A few months ago I had a wonderful holiday in the Caribbean, sun, sand, warm sea, beautiful beaches, all those things you expect of a Caribbean holiday. At various times on the trip we found ourselves in small talk situations meeting new people from all over the world – seriously from everywhere – which was awesome and fascinating. The first question most would ask was “where do you come from” or if they are from the United States they would ask “where did you come in from” our answer, New Zealand, was met with one of three typical responses loosely categorised as:
- LOTR – Wow I have always wanted to come to your country / is it really like Lord of the Rings? / you are so lucky to live in such a beautiful country or;
- Blank look – no idea whatsoever where New Zealand is / couldn’t understand my fast and harsh accent or;
- Australia – I went to a conference in Melbourne once / My brother spent a summer in Sydney after he graduated.
Luckily the vast majority of the initial responses were from the first category, as an example we spent ages with a customs guy in Puerto Rico who wanted to discuss the scenery in LOTR at length, or a German couple who wanted to discuss their planned trip to NZ to see the scenery of LOTR (what route should they take) so returned home absolutely positive every cent of tax payers money invested in those movies was worth it (an unexpected change in perspective for us).
The rest however, were mostly the 3rd category, many of those who consider New Zealand and Australia to be the same place were Americans, so by the end of the trip I was starting to feel slightly defensive as a proud kiwi that we are so inextricably linked to Australia in the minds of so many people. The ignorance! I thought, how dare they.
Then my perspective changed. We were flying home, from New York to San Francisco a 5 hour flight that crosses 9 or 10 states (depending on the flight path) of vast landscape, over many small towns, highways, forests and mountains. I’ve always known there are 50 states and that the USA is a vast country – we all do. Seeing it unfold below our flight it dawned on me I can probably only point to 6 states on a map, the 5 I have been to and Alaska, so how can I expect people from South Dakota or Texas to cognizantly realise that New Zealand and Australia are different places? when learning their own geography must be a mission? With that my perspective changed.
Roman Krznaric’s The Power of Outrospection animation is an interesting take on perspective, empathy and the concept of Outrospection vs Introspection, he highlights how we as a society have embraced self reflection and introspective and where empathy can be a powerful force in society.

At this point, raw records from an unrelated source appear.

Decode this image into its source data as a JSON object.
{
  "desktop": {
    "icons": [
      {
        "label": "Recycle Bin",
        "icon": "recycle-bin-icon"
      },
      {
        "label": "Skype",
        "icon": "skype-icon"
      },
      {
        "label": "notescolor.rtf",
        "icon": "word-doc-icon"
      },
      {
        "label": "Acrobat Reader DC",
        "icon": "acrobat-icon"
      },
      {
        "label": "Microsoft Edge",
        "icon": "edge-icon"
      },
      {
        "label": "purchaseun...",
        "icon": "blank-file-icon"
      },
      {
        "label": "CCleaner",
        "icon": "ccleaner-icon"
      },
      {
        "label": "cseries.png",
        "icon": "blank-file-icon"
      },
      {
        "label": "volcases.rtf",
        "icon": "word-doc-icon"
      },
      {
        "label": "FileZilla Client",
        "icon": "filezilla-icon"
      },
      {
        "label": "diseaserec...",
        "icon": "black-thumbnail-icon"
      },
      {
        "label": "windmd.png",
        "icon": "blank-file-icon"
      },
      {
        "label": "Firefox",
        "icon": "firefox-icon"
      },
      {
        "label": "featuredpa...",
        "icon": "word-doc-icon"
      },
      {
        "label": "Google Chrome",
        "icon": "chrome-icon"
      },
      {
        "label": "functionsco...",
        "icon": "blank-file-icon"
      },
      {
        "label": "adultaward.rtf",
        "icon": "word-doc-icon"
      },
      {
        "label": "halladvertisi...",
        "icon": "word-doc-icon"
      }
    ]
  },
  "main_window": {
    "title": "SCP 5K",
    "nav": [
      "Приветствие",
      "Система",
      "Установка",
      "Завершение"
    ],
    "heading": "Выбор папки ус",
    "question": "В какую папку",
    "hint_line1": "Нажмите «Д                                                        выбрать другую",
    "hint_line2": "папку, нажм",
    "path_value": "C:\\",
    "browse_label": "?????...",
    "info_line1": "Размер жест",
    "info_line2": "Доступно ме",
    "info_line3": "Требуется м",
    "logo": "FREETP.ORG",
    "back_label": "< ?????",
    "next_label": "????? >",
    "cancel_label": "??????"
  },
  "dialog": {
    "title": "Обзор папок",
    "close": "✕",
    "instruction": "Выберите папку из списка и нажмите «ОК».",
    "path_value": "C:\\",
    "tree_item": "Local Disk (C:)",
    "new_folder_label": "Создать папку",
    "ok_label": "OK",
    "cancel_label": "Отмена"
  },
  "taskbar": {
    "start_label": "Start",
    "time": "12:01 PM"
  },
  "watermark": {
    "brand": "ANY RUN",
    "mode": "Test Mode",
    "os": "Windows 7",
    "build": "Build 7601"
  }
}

Perspective and empathy are valid in business too and importantly these lead to trust. Since I tend to categorise generally – the most empathetic people I know / have dealt with in a business sense are Event Managers. Perhaps I notice the attention a good Event Manager applies to considering the requirements of all attendees because I am gluten free. A good event caters for people with differing requirements eg: physical capabilities, food allergies, language; has to take into consideration general preferences with seating, temperature, sound, visual, food / drink, timing of travel and so much more. A good event goes off without a hitch – think about recent weddings you have attended or a conference – because the Event Manager considered the perspectives of the many and the few.
Thinking about the perspective of the other party can lead to a vastly improved relationship and trust, perhaps you have a customer who always complains? have you considered their perspective? do they understand yours? Empathy and seeing things from another perspective don’t come naturally to some people and are incredibly important in business as in life. Some of the key points The Power of Outrospection makes could lead to ultimately improving relationships, it only takes a few seconds to consider another perspective, perhaps it’s worth spending some more time really understanding the perspective of the other party you are engaging with you never know where that could lead.
After all – It’s about a Happy Ending – one of our three core values at OptimalBI. Happy endings require perspective, empathy and trust. Something to think about this week. Thanks for reading, Vic.